• **INSTRUCTIONS TO FOLLOW**:
Which lines of the entries below contain the string "Состояние"? Copy each one.

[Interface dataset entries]
_ _ _ _ _

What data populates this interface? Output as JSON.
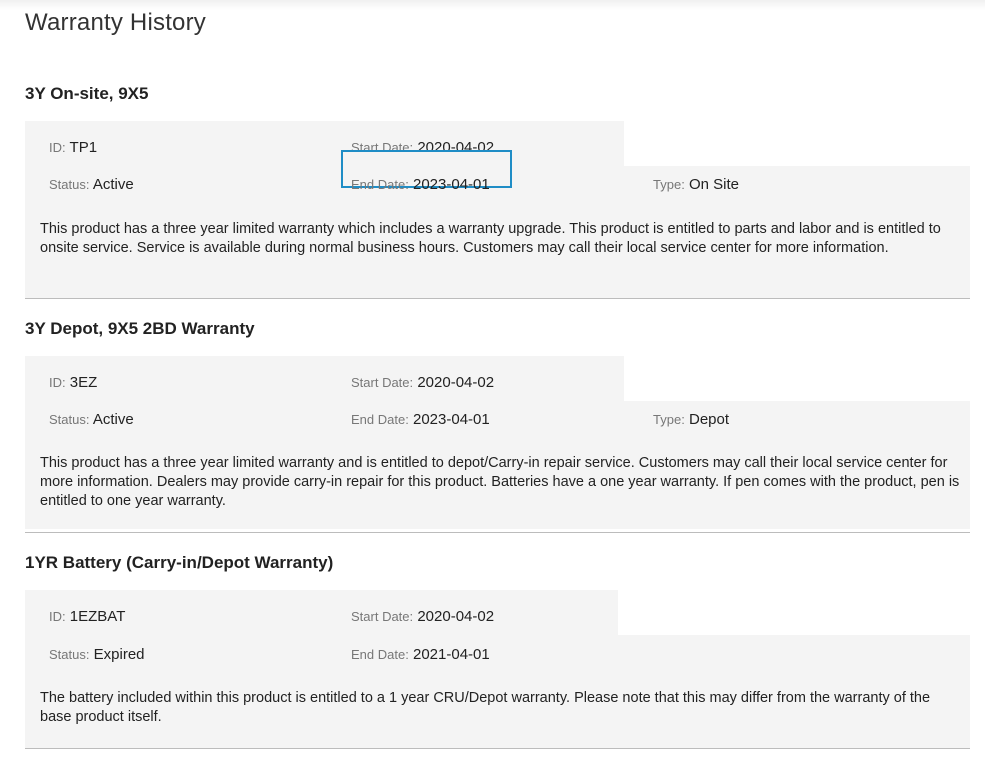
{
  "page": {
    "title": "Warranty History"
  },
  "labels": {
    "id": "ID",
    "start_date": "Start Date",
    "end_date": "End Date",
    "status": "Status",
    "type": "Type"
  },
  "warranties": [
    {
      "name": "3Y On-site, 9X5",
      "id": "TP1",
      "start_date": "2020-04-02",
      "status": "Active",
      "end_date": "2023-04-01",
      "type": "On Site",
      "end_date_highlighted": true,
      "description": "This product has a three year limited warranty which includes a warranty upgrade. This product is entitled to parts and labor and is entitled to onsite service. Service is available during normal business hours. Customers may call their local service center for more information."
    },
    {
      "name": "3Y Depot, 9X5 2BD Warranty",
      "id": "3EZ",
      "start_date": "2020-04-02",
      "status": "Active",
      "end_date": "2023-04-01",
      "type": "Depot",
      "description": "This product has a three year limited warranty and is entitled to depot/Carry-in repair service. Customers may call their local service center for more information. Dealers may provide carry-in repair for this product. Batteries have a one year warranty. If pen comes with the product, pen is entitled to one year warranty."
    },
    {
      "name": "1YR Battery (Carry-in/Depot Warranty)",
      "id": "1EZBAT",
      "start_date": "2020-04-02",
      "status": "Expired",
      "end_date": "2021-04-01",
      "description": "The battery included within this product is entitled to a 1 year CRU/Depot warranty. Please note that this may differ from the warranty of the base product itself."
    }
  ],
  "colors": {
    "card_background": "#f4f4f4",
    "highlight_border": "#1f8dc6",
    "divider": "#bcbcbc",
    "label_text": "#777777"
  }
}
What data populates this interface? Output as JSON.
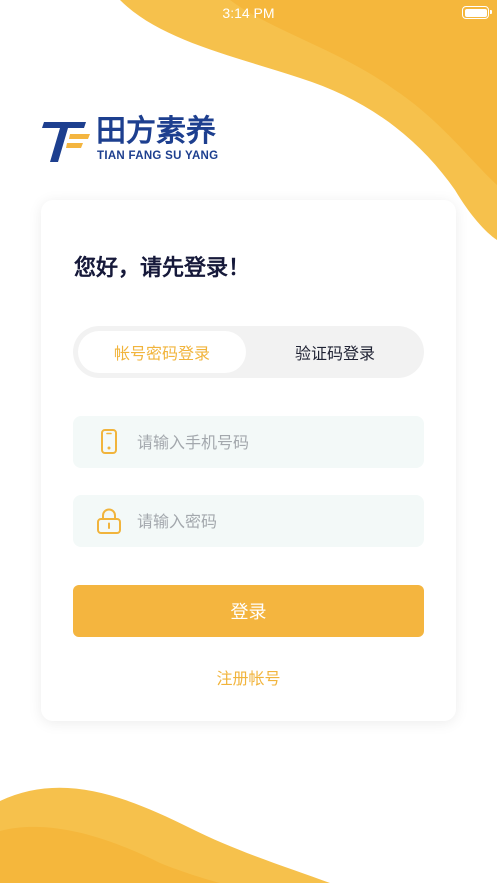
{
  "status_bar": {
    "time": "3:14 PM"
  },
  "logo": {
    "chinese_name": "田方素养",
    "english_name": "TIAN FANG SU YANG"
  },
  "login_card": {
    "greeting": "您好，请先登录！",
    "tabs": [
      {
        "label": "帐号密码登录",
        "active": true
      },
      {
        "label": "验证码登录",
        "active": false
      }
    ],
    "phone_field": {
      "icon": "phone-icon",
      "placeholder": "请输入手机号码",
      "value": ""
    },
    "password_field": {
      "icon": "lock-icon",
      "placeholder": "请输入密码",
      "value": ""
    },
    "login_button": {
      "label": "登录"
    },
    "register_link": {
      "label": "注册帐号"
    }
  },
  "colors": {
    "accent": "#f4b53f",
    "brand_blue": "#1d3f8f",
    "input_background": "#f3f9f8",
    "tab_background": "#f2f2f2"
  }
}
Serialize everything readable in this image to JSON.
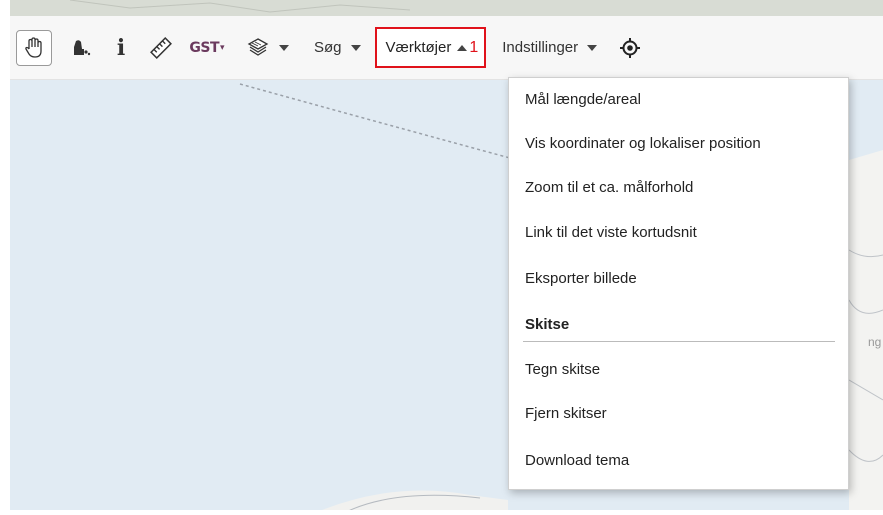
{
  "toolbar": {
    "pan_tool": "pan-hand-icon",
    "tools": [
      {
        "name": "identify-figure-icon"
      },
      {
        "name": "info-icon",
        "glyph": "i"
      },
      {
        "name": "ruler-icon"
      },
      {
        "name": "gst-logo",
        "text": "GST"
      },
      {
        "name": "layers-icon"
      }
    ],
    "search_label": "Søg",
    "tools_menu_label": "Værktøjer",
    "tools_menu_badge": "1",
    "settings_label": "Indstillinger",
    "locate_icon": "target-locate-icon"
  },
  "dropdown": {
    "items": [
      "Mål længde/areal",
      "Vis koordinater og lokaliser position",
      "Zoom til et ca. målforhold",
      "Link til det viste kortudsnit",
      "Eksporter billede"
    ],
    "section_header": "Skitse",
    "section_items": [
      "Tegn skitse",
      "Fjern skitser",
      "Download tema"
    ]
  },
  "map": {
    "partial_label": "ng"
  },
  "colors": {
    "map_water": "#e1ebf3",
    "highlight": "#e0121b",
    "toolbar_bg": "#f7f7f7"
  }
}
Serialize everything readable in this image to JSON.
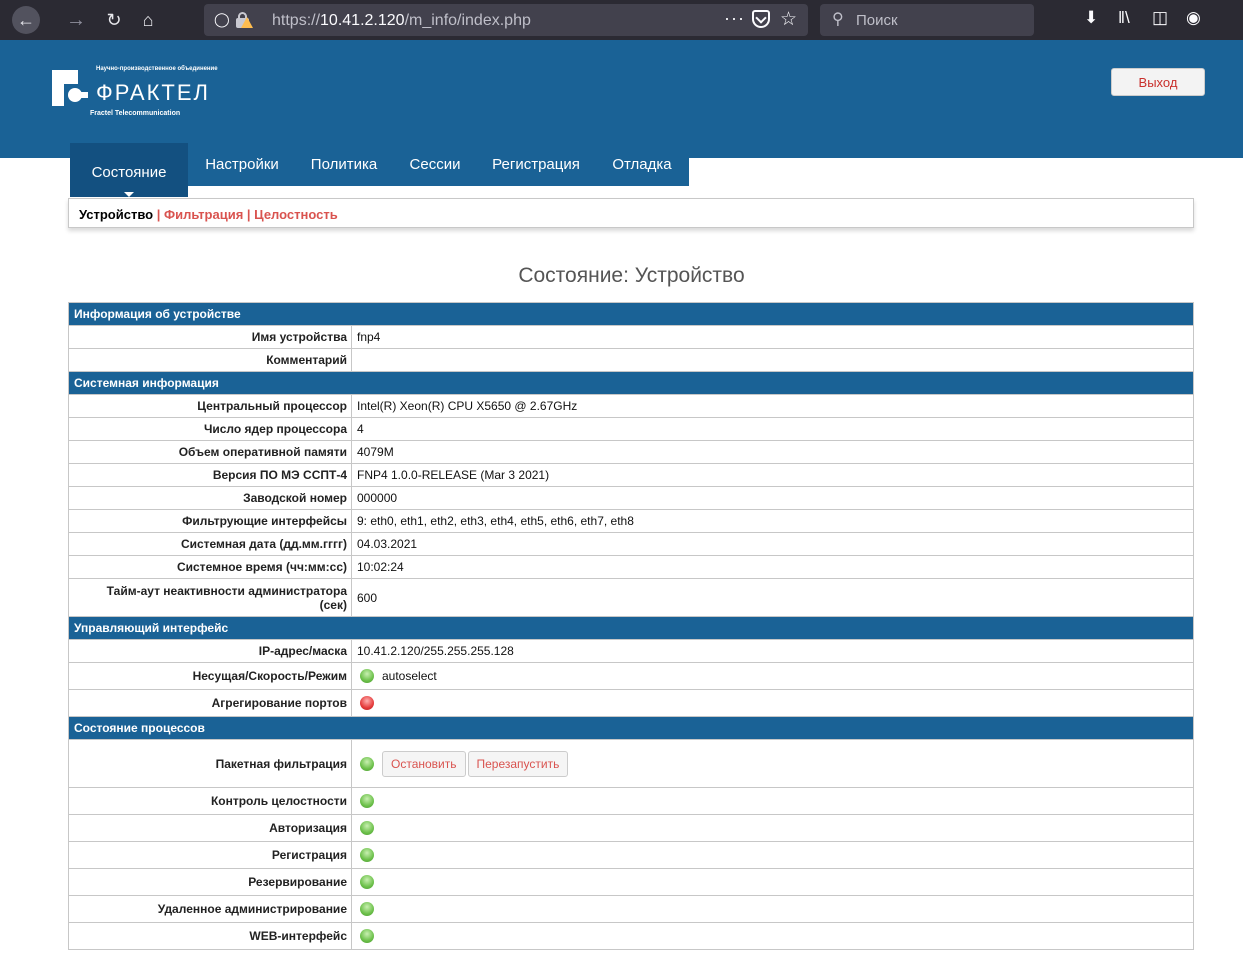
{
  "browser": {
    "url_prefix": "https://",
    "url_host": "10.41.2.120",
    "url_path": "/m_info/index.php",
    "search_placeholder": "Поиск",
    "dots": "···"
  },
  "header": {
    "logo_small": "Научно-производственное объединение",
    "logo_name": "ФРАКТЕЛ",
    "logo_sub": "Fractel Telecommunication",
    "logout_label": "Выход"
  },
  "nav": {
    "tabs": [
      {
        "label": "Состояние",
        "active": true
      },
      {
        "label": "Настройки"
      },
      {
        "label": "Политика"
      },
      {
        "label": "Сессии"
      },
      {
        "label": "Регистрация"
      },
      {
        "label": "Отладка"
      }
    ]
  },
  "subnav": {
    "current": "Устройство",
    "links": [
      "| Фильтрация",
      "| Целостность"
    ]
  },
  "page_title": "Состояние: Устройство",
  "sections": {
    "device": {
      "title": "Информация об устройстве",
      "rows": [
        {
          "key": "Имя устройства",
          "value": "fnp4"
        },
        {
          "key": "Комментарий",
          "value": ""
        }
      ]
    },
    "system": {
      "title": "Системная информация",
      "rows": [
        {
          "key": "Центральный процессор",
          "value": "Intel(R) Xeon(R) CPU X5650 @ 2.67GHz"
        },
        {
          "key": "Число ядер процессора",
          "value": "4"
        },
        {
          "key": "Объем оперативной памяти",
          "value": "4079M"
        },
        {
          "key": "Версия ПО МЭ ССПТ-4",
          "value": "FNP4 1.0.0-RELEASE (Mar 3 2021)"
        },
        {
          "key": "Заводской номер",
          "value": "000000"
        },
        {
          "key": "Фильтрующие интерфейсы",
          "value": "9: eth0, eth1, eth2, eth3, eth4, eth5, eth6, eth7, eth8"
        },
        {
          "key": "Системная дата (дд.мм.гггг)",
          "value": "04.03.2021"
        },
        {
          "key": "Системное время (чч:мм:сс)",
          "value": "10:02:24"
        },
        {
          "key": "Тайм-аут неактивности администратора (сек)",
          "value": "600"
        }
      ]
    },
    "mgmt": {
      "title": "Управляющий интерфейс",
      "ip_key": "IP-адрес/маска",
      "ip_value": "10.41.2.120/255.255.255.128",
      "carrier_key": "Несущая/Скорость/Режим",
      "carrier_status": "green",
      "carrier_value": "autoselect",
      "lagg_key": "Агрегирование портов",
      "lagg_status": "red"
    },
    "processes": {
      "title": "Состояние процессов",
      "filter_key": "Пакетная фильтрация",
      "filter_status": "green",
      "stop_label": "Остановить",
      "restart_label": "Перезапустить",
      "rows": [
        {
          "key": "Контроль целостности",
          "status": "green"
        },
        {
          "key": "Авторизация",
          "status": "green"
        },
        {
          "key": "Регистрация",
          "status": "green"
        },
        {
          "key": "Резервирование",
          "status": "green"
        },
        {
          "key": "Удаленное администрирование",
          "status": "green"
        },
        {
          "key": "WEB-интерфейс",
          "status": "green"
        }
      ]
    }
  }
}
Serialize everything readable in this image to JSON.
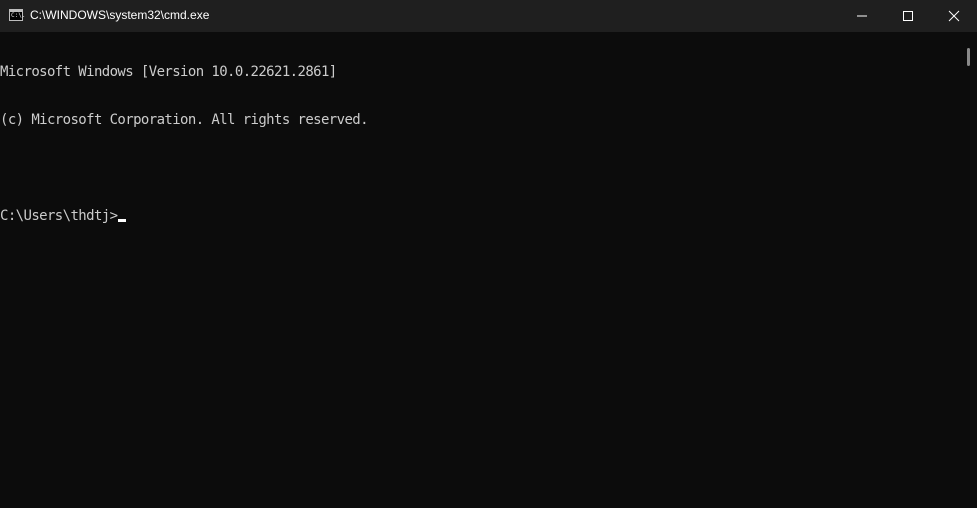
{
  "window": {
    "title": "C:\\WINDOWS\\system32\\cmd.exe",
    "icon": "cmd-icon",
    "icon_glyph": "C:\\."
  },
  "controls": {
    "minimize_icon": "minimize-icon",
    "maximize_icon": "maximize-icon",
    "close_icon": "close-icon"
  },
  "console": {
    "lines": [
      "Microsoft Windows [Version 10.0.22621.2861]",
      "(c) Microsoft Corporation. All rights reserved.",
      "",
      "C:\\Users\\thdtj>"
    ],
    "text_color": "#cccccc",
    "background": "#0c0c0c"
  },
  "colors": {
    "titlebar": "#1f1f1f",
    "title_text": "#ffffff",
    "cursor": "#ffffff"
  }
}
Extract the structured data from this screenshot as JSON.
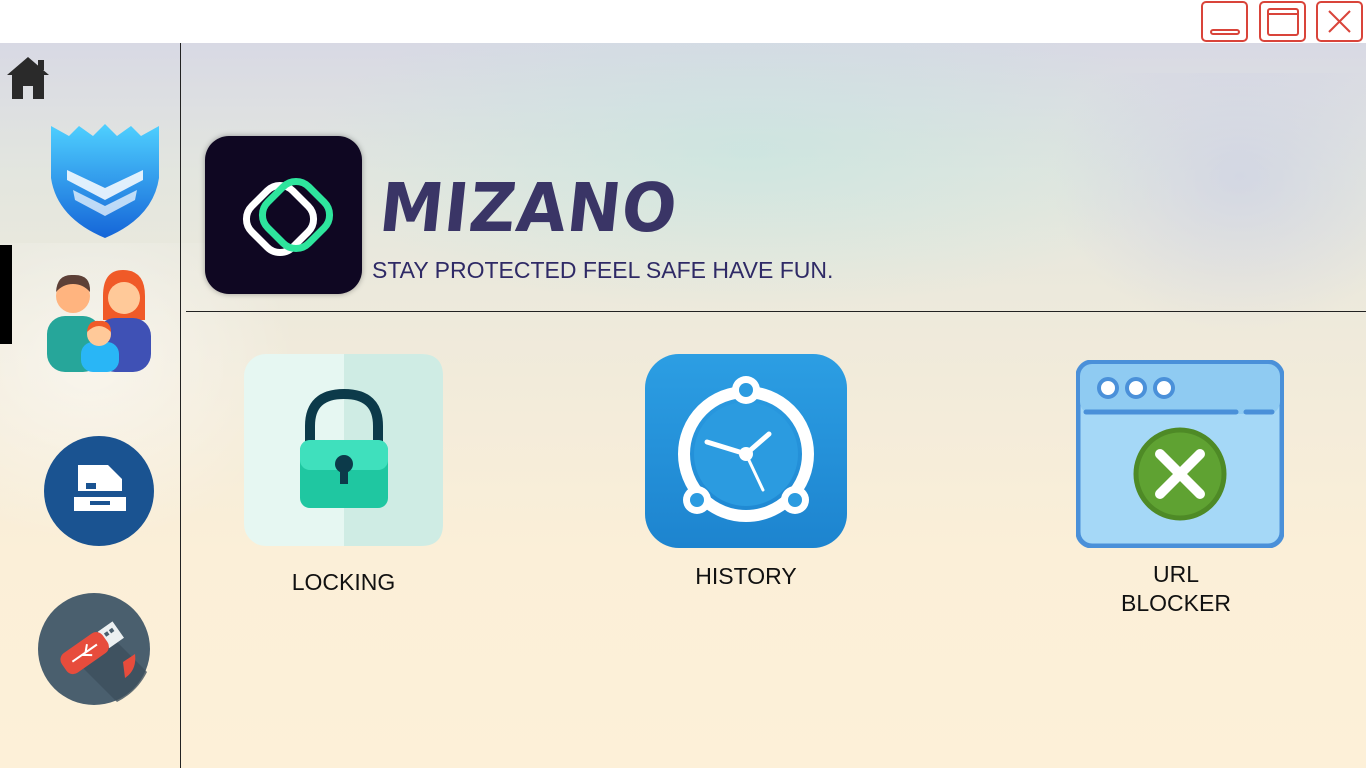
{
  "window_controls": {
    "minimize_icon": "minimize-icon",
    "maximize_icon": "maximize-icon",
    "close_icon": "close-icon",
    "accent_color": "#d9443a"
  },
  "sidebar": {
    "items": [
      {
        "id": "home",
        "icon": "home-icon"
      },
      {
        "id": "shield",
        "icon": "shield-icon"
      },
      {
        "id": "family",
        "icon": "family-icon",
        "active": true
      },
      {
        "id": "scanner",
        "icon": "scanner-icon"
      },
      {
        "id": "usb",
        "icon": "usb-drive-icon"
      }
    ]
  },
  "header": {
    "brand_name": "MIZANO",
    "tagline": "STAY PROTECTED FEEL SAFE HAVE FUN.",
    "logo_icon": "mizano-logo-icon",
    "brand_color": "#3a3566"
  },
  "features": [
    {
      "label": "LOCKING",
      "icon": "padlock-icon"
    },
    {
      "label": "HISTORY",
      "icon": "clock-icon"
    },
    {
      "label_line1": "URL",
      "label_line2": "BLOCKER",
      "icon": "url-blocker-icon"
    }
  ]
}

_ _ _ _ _

• **FINAL ANSWER**:
        "label": "Состояние",
  "page_title": "Состояние: Устройство",
      "title": "Состояние процессов",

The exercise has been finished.